the house for concurrence.
Ieflclency and Snndry Civil.
Another week of hard work may possi
bly dispose of both the deficiency and sun
dry civil bills, though there are grave
questions in dispute between the two
houses on both measures which involve
many millions of dollars. The senate
conferrees would have asked permission to
enter into a third and probably final con
ference on the deficiency bill Saturday
forenoon, but discovered while Allison
had a motion pending that the parlia
mentary condition required the
house to make the first inn-.,
and the house adjourned without
doing so. If this bill aud the sundry civ !
bill, which includes the World's fair pi -ject,
should le put into such shape ii- !
permit of an agreement upon them wiin
out any great backdown by either brain .
of congress by the end of the week, siu-h
movement for adjournment will be start. i
that Washburn will find it difficult to hol:
the senate in session longer than a day
two further on his anti-option bill an.i
maybe forced to submit to a postpone
ment of action until December.
It is reported at St. Louis that Swift &
Armour, the Chicago packers, have pur
chased the extensive packing plant of
hitaker & Co., National Stock yards
Kaat St. luis. '
What is lacking is truth
If there were absolute truth
on the one hand and absolute
confidence on the other, it
wouldn't be necessary for the
makers of Dr. Sages Catarrh
Remedy to back up a
statement of fact by a
They sav "If we
cure you (make it personal,
please,) of catarrh in the head,
m any form or stage, we'll pay
you $500 for your trouble in
making the trial.
"An advertising fake," you
Funny, isn't it, how some
people prefer sickness to
health when the remedy is
positive and the
Wise men don't put money
back of " fakes."
And ' faking " doesn't pay.
lets of Dr. Pierce scarcely
larger than mustard seeds,
yet powerful to cure active
yet mild in operation. The
best Liver Pill ever invented.
Cure sick headache, dizziness,
constipation. One a dose.
This firm have the exclusive sale for this county of the
Pietrjos etrcL Org:etrB?
WEBER, 8TD YVES ANT, DECKER BR08., WHEELOCK,
ESTEY, AND CAMP & CO.'S PIANOS,
And the ESTEY, WESTERN COTTAGE and FAR
RAND & VOTEY ORGANS.
fA full line also of small Mnelcal merchandise. We have in our employ a first !a Pino Tmtt,
THE FOURTH ANNUAL
VsX Ji I I I M I XT i L-
And Land Parade.
AT DAVENPORT, IOWA,
TUESDAY EVE., AUGUST 2,1892, AT 8 O'CLOCK,
And Wednesday Evening, Aug. 3, at 8 o'clock.
The Roman gods of Water and Fire
have decreed that the stormy eeas be still,
and tht a volcano of pyrotechnics send
forth its many colored flmes from Earth
Ccliks. any Display Evsr
VaUng a Scene of TTseatllel
A River of Fire!

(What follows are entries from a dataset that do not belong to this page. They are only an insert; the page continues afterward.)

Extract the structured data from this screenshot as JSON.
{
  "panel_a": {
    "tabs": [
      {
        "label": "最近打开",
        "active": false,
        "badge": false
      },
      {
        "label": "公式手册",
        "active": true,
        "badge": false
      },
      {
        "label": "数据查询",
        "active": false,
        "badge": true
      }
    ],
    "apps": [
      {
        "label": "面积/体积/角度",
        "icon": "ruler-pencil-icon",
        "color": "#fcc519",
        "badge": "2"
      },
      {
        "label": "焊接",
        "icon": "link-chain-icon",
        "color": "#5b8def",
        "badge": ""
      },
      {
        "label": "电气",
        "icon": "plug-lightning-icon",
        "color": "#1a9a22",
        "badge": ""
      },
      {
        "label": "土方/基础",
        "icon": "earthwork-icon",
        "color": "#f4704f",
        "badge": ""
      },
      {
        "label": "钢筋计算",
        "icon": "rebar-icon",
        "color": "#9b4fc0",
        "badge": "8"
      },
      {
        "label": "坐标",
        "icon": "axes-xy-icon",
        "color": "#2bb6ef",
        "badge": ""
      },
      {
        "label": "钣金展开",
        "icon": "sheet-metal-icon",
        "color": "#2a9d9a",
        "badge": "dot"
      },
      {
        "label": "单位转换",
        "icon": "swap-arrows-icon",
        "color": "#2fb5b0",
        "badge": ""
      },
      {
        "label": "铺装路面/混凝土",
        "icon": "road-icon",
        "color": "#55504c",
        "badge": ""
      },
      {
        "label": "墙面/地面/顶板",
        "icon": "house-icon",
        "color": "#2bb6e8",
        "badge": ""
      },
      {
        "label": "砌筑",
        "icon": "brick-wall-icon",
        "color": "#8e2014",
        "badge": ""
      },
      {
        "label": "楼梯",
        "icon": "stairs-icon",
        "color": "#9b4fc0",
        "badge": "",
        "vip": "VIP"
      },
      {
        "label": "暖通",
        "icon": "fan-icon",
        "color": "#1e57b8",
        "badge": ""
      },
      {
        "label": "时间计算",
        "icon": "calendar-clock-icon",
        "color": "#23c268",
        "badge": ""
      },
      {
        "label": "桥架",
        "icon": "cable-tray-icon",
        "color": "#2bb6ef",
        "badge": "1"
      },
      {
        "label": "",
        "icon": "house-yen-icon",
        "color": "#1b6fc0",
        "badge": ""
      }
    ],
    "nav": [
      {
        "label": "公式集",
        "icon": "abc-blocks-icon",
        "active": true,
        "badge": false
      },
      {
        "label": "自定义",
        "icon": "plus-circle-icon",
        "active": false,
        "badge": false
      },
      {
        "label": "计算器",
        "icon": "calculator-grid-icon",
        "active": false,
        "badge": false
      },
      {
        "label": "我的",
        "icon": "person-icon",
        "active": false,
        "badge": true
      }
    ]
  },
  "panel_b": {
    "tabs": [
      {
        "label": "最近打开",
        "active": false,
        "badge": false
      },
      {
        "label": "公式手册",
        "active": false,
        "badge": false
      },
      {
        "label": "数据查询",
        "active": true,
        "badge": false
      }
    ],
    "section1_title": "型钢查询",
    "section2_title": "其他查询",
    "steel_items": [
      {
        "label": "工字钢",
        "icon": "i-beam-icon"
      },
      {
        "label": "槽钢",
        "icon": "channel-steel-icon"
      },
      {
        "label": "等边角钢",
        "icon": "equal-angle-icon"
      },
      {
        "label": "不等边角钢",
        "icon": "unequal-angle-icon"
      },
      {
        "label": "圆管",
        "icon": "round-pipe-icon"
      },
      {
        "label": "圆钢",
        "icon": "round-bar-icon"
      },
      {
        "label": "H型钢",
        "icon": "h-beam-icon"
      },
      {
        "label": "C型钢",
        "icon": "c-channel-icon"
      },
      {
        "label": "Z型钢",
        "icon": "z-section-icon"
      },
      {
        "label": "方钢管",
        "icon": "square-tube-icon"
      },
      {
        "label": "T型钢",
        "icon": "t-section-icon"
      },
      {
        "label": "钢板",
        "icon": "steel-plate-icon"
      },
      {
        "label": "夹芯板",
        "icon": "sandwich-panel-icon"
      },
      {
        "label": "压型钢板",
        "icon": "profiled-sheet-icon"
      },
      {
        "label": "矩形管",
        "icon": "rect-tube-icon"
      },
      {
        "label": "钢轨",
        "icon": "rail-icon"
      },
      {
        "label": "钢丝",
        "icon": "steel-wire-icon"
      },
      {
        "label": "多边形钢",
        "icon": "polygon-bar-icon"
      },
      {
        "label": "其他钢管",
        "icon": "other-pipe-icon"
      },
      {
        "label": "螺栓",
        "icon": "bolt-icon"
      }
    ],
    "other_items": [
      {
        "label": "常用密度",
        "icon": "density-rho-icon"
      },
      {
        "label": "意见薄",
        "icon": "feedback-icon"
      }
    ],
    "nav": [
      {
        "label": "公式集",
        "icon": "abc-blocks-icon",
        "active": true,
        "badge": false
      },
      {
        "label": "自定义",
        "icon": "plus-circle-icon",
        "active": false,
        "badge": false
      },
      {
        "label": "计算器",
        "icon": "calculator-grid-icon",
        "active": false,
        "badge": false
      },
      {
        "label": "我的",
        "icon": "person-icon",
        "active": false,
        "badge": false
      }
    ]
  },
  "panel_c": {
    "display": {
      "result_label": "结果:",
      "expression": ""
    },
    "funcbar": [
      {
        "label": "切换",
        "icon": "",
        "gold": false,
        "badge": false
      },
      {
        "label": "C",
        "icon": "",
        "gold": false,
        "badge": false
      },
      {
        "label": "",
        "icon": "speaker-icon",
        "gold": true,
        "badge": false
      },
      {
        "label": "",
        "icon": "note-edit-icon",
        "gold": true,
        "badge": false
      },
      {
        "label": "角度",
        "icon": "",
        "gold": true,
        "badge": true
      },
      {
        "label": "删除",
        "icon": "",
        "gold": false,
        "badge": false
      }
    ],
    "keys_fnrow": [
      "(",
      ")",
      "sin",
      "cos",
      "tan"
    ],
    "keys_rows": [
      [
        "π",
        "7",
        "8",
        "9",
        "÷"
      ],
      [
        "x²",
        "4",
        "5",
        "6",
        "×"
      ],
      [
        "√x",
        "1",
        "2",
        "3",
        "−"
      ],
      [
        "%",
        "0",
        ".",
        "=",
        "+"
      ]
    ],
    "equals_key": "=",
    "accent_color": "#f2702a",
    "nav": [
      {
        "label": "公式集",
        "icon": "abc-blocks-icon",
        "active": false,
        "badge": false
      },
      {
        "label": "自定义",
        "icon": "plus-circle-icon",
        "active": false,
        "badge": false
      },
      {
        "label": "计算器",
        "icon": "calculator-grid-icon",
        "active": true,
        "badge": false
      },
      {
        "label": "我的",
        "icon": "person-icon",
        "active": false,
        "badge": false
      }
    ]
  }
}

A Carnival of Boats! J
Stupendous Land Favade and Illumination Wednes
day Evening August 3.
Come to the River Carnival Tuesday night ani you will be ia the city for tie

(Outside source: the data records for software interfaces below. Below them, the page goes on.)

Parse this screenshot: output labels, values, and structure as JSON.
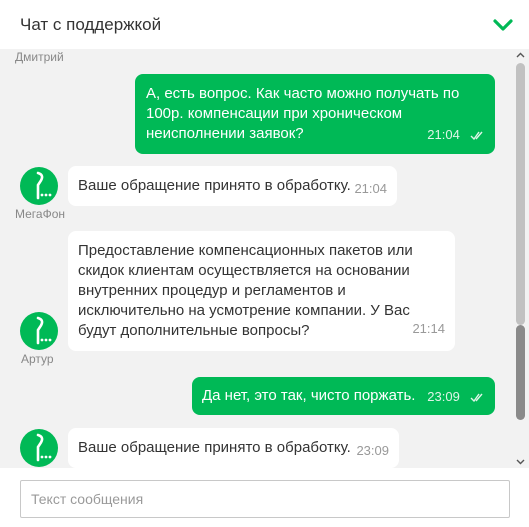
{
  "header": {
    "title": "Чат с поддержкой"
  },
  "messages": [
    {
      "sender": "Дмитрий"
    },
    {
      "text": "А, есть вопрос. Как часто можно получать по 100р. компенсации при хроническом неисполнении заявок?",
      "time": "21:04"
    },
    {
      "sender": "МегаФон",
      "text": "Ваше обращение принято в обработку.",
      "time": "21:04"
    },
    {
      "sender": "Артур",
      "text": "Предоставление компенсационных пакетов или скидок клиентам осуществляется на основании внутренних процедур и регламентов и исключительно на усмотрение компании. У Вас будут дополнительные вопросы?",
      "time": "21:14"
    },
    {
      "text": "Да нет, это так, чисто поржать.",
      "time": "23:09"
    },
    {
      "text": "Ваше обращение принято в обработку.",
      "time": "23:09"
    }
  ],
  "input": {
    "placeholder": "Текст сообщения",
    "value": ""
  },
  "colors": {
    "accent": "#00b956",
    "chat_background": "#f2f2f2",
    "incoming_bubble": "#ffffff"
  }
}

great Allerton-Delmarch $10,000 Trotiing Race, which will take p'aee on
Davenport's New Mile Track, Wednesday Afternoon.
You will also ree many other good races. ne trip takes the n all In. In recic:r.fon of tb
Festivals, all the railroads leading to Davenport will earry passenger &t ONE-UALK HATKS.

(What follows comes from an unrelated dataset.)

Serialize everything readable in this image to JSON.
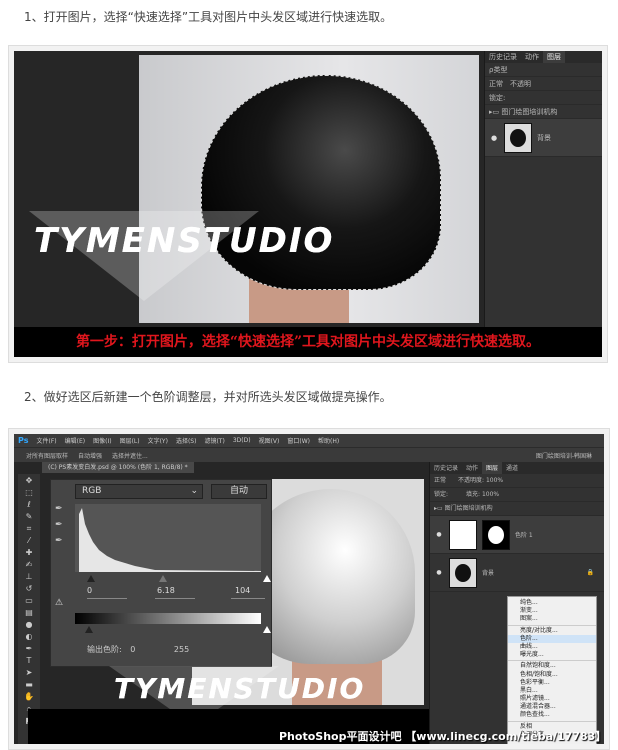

spe ctac le s
The Finest SAMPLE ROOM in the Three'cities.
Always on Land a replete line of Imported and Domestic Ci
gars and Liquors. Milwaukee Beer always on draft.
WM. D RES SEN.
Two doors west of his old place.
A fine lunch from 9 to It every morning. Sandwiches of all kinds always on hand.
25 Per Cent
CloaRs and. Miner j
PROTECT YOUR EYES I
MR. H. HIRSCHBERG.
The well-known inMtcian of CKiv? 5:.
(S. K. cor. Tth and Olive 1, M. Lobi. bs
appointed T. fl. Tbcmas aa unit for l.t
celebrated Diamond S:eciacii ami ye
elase, and also for his DintnoMl Njl
Changeable Spectacles anl Eyve'tffff.
the elates are the irreafcxt" invettlot
ever made In spectacles. n a r?
construction of tne Lets s peivon pur
chasing a pair of tBed' Non-Chanrfsa.e
Glaaees never has to change lacse
from the eyes, and every ca'r pnrcfcwvi
is guaranteed, so that if they ever lesre
the eyer (no matter how or scrarcbed xht
Lenses are) they will furnich the pir.j
with a new pair of elasees free of charm.
T. H. THOMAS ha.a full asor:menl
and invites all to satltfv them'r;ie
of the great superiority of thee Glsws
over any and all others now in ae tacil
and examine the same at T.H. Thomu",
druggist and optician. Rock Island.
Xo Paddlara Supplied.
Second Street, Davenport.